Novel (Romance) | The Reprint Company | 1975, 1976
Transcription JOSCELYN49
"One of you girls carry Stephen a cup of tea," said the old lady.
Tea was still a luxury in sundry parts of the country, though under
the ban of patriotism in society.
"He will wait long enough before I carry him one," said Angelica.
"Grace, my child, will you carry him a cup of tea?"
"Mother!" said the young woman, pleadingly. What did she
mean? The old lady rose impatiently.
"I will carry it myself. He must be sick. Such a change as has
come over him to-day makes me fear that something's wrong with
him. He must be sick, and seriously."
Grace started from her seat, took the cup from the hands of her
mother, saying, meekly :
"I will take it to him, mother."
And she took it to Stephen's room, and rapped gently at the door,
and murmured, hesitatingly :
"Stephen, mother sends you a cup of tea. Will you take it?"
He came to the door, and received it in the calm, grave, sweet,
quiet manner, as of old, and he said:
"Thank you, Grace. You are very kind."
"Are you unwell, Stephen?" she asked quietly enough, but with
some effort.
"Yes, Grace, as all men are unwell who know not well to do.
Troubled, Grace, and sad and thoughtful, but not sick, if that is
what you mean. Thank you, now. There good night."
And he gave her his hand, and slightly pressed her fingers be-
tween his own, and said again, very gently, if not tenderly,
"You are a good girl, Grace. God be with you in mercy."
And Grace, somehow, slept very sweetly that night, and had
pleasant dreams; but Stephen was wakeful, and Mrs. Kirkland said
at breakfast the next morning that she had heard him pacing the
floor till after midnight. Poor Stephen; he was struggling with his

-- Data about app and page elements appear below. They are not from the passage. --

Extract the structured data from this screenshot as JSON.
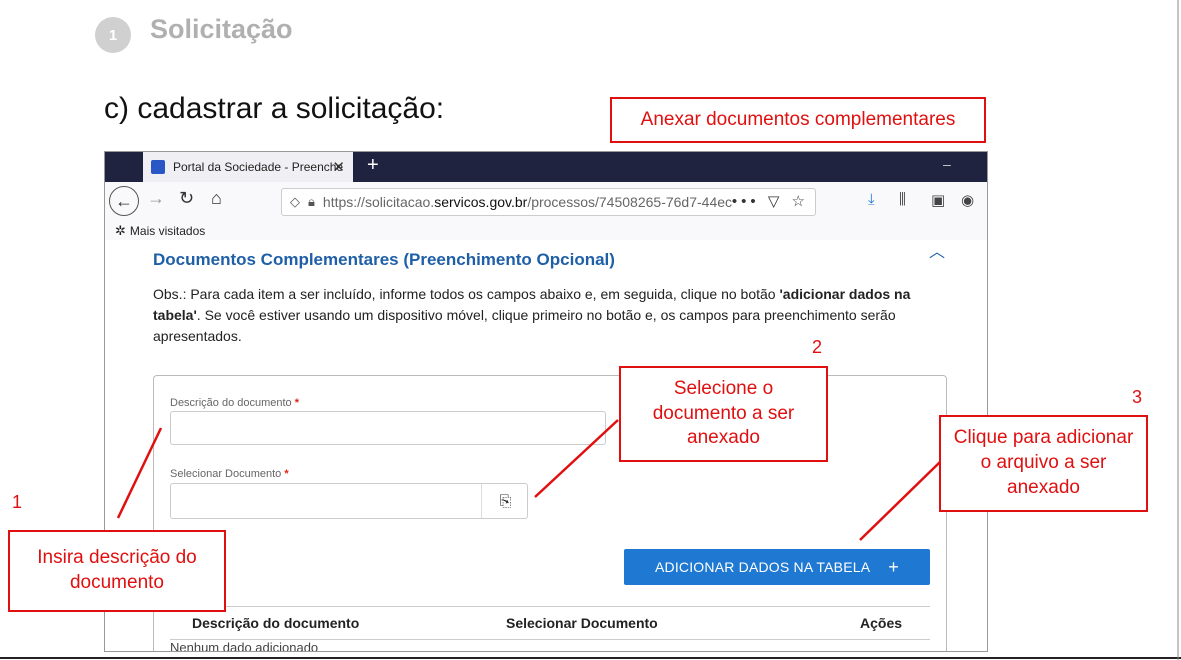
{
  "slide": {
    "step_number": "1",
    "step_title": "Solicitação",
    "subtitle": "c) cadastrar a solicitação:"
  },
  "callouts": {
    "top": "Anexar documentos complementares",
    "select_doc": "Selecione o documento a ser anexado",
    "click_add": "Clique para adicionar o arquivo a ser anexado",
    "insert_desc": "Insira descrição do documento"
  },
  "markers": {
    "m1": "1",
    "m2": "2",
    "m3": "3"
  },
  "browser": {
    "tab_title": "Portal da Sociedade - Preenche",
    "tab_close": "✕",
    "new_tab": "+",
    "minimize": "–",
    "url_prefix": "https://solicitacao.",
    "url_domain": "servicos.gov.br",
    "url_suffix": "/processos/74508265-76d7-44ec-",
    "url_more": "•••",
    "bookmark_label": "Mais visitados"
  },
  "page": {
    "section_title": "Documentos Complementares (Preenchimento Opcional)",
    "obs_part1": "Obs.: Para cada item a ser incluído, informe todos os campos abaixo e, em seguida, clique no botão ",
    "obs_bold": "'adicionar dados na tabela'",
    "obs_part2": ". Se você estiver usando um dispositivo móvel, clique primeiro no botão e, os campos para preenchimento serão apresentados.",
    "field_desc_label": "Descrição do documento",
    "field_doc_label": "Selecionar Documento",
    "required_mark": "*",
    "add_button_label": "ADICIONAR DADOS NA TABELA",
    "add_button_icon": "+",
    "table_headers": [
      "Descrição do documento",
      "Selecionar Documento",
      "Ações"
    ],
    "empty_row_text": "Nenhum dado adicionado"
  },
  "colors": {
    "callout_red": "#e01010",
    "section_blue": "#1f5fa8",
    "button_blue": "#1f78d1",
    "tabbar_dark": "#202340"
  }
}
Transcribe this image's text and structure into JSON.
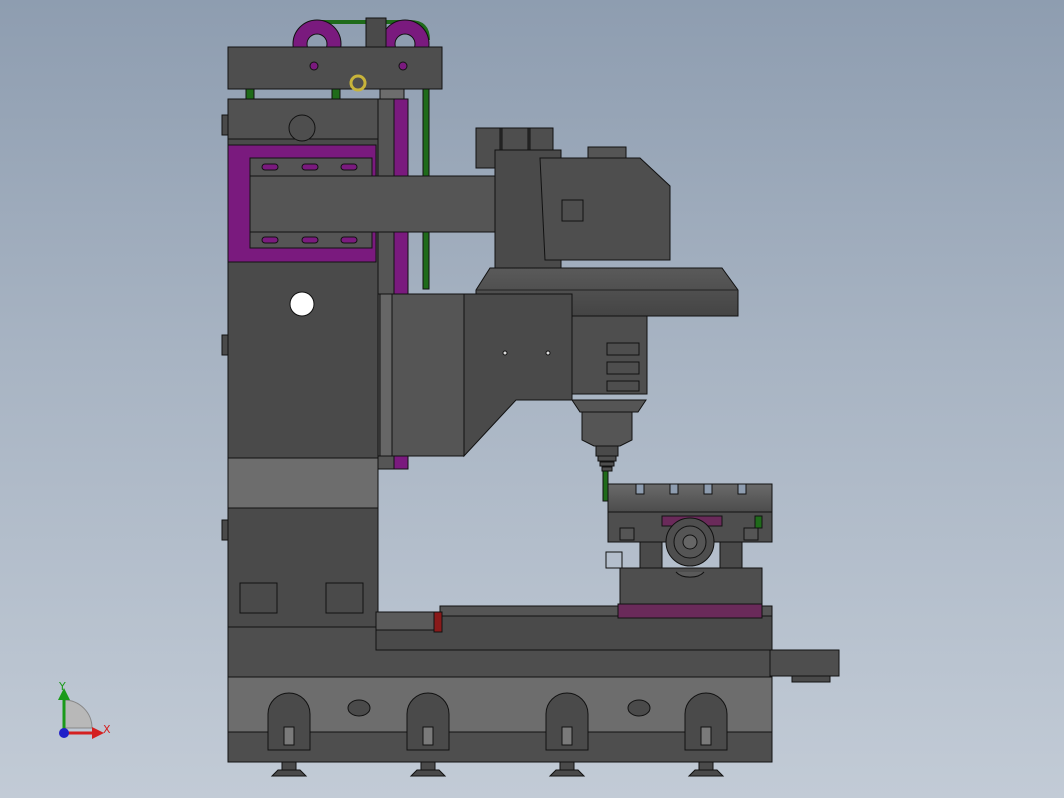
{
  "colors": {
    "body_dark": "#4a4a4a",
    "body_mid": "#575757",
    "body_light": "#6d6d6d",
    "accent_purple": "#7a1a7e",
    "accent_green": "#1f6b1a",
    "accent_red": "#8a1a1a",
    "edge": "#111111",
    "background_top": "#8e9db0",
    "background_bottom": "#c2cbd6"
  },
  "triad": {
    "y_label": "Y",
    "x_label": "X",
    "y_color": "#1a9a1a",
    "x_color": "#d42020",
    "z_color": "#2020c8"
  }
}
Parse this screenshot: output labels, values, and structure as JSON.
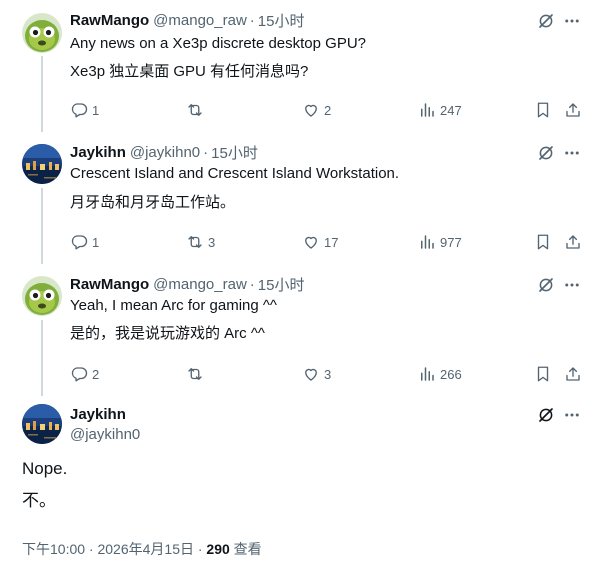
{
  "replies": [
    {
      "name": "RawMango",
      "handle": "@mango_raw",
      "separator": "·",
      "time": "15小时",
      "lines": [
        "Any news on a Xe3p discrete desktop GPU?",
        "Xe3p 独立桌面 GPU 有任何消息吗?"
      ],
      "counts": {
        "reply": "1",
        "repost": "",
        "like": "2",
        "views": "247"
      }
    },
    {
      "name": "Jaykihn",
      "handle": "@jaykihn0",
      "separator": "·",
      "time": "15小时",
      "lines": [
        "Crescent Island and Crescent Island Workstation.",
        "月牙岛和月牙岛工作站。"
      ],
      "counts": {
        "reply": "1",
        "repost": "3",
        "like": "17",
        "views": "977"
      }
    },
    {
      "name": "RawMango",
      "handle": "@mango_raw",
      "separator": "·",
      "time": "15小时",
      "lines": [
        "Yeah, I mean Arc for gaming ^^",
        "是的，我是说玩游戏的 Arc ^^"
      ],
      "counts": {
        "reply": "2",
        "repost": "",
        "like": "3",
        "views": "266"
      }
    }
  ],
  "main_post": {
    "name": "Jaykihn",
    "handle": "@jaykihn0",
    "lines": [
      "Nope.",
      "不。"
    ],
    "timestamp": "下午10:00 · 2026年4月15日 · ",
    "views_count": "290",
    "views_label": " 查看"
  },
  "icons": [
    "grok-icon",
    "more-icon",
    "reply-icon",
    "repost-icon",
    "like-icon",
    "views-icon",
    "bookmark-icon",
    "share-icon"
  ],
  "colors": {
    "text": "#0f1419",
    "muted": "#536471",
    "thread_line": "#cfd9de"
  }
}
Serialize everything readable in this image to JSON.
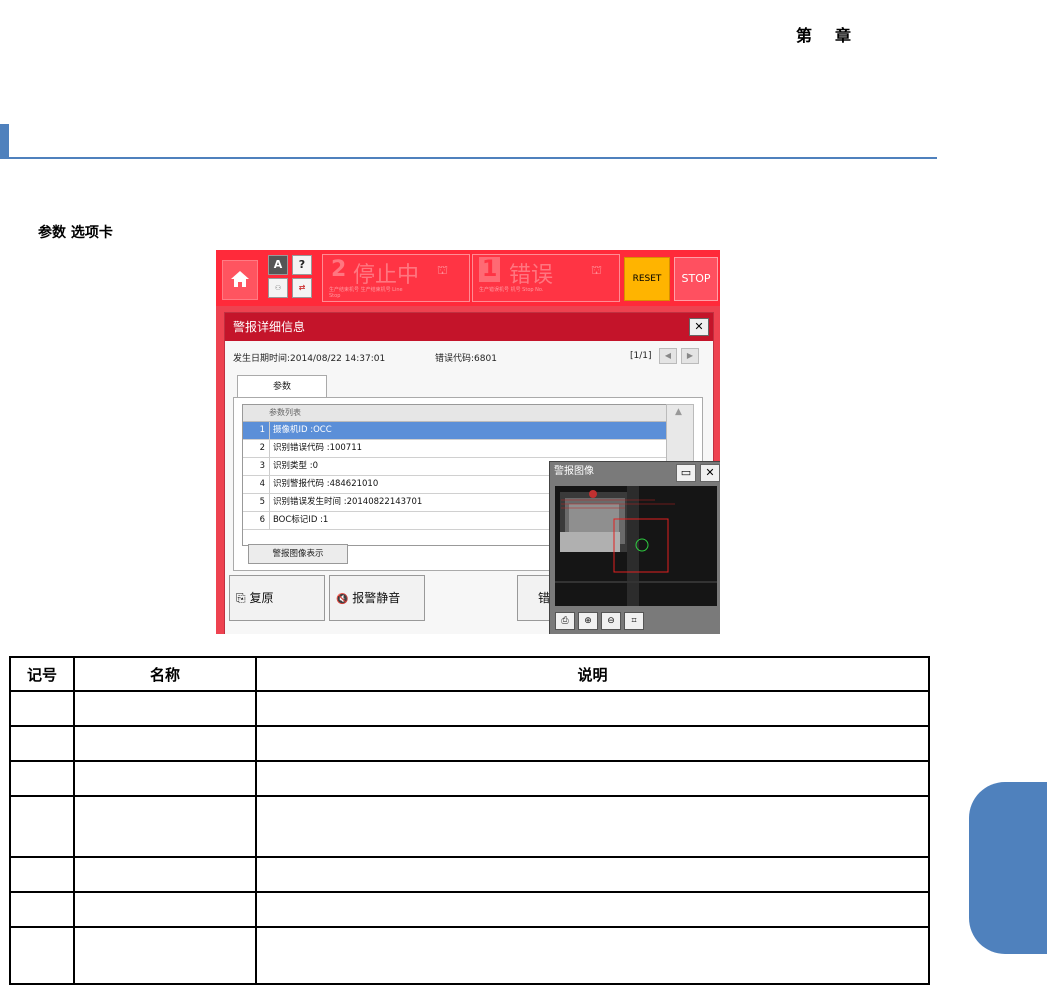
{
  "header": {
    "chapter_label_1": "第",
    "chapter_label_2": "章"
  },
  "section": {
    "subheading": "参数 选项卡"
  },
  "screenshot": {
    "topbar": {
      "status_1_number": "2",
      "status_1_text": "停止中",
      "status_1_sub": "生产结束机号 生产结束机号 Line Stop",
      "status_2_number": "1",
      "status_2_text": "错误",
      "status_2_sub": "生产错误机号 机号 Stop No.",
      "help_label": "?",
      "reset_label": "RESET",
      "stop_label": "STOP"
    },
    "dialog": {
      "title": "警报详细信息",
      "close_label": "✕",
      "occurred_label": "发生日期时间:2014/08/22 14:37:01",
      "error_code_label": "错误代码:6801",
      "page_indicator": "[1/1]",
      "tab_label": "参数",
      "list_header": "参数列表",
      "rows": [
        {
          "no": "1",
          "text": "摄像机ID :OCC"
        },
        {
          "no": "2",
          "text": "识别错误代码 :100711"
        },
        {
          "no": "3",
          "text": "识别类型 :0"
        },
        {
          "no": "4",
          "text": "识别警报代码 :484621010"
        },
        {
          "no": "5",
          "text": "识别错误发生时间 :20140822143701"
        },
        {
          "no": "6",
          "text": "BOC标记ID :1"
        }
      ],
      "show_image_button": "警报图像表示",
      "restore_button": "复原",
      "mute_button": "报警静音",
      "error_button_partial": "错"
    },
    "image_window": {
      "title": "警报图像",
      "close_label": "✕"
    }
  },
  "table": {
    "headers": [
      "记号",
      "名称",
      "说明"
    ],
    "row_count": 7
  },
  "colors": {
    "accent_blue": "#4f81bd",
    "alarm_red": "#ff2a3a",
    "reset_yellow": "#ffb400",
    "selected_row": "#5b8fd8"
  }
}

demon, and the struggle is not likely to be soon ended.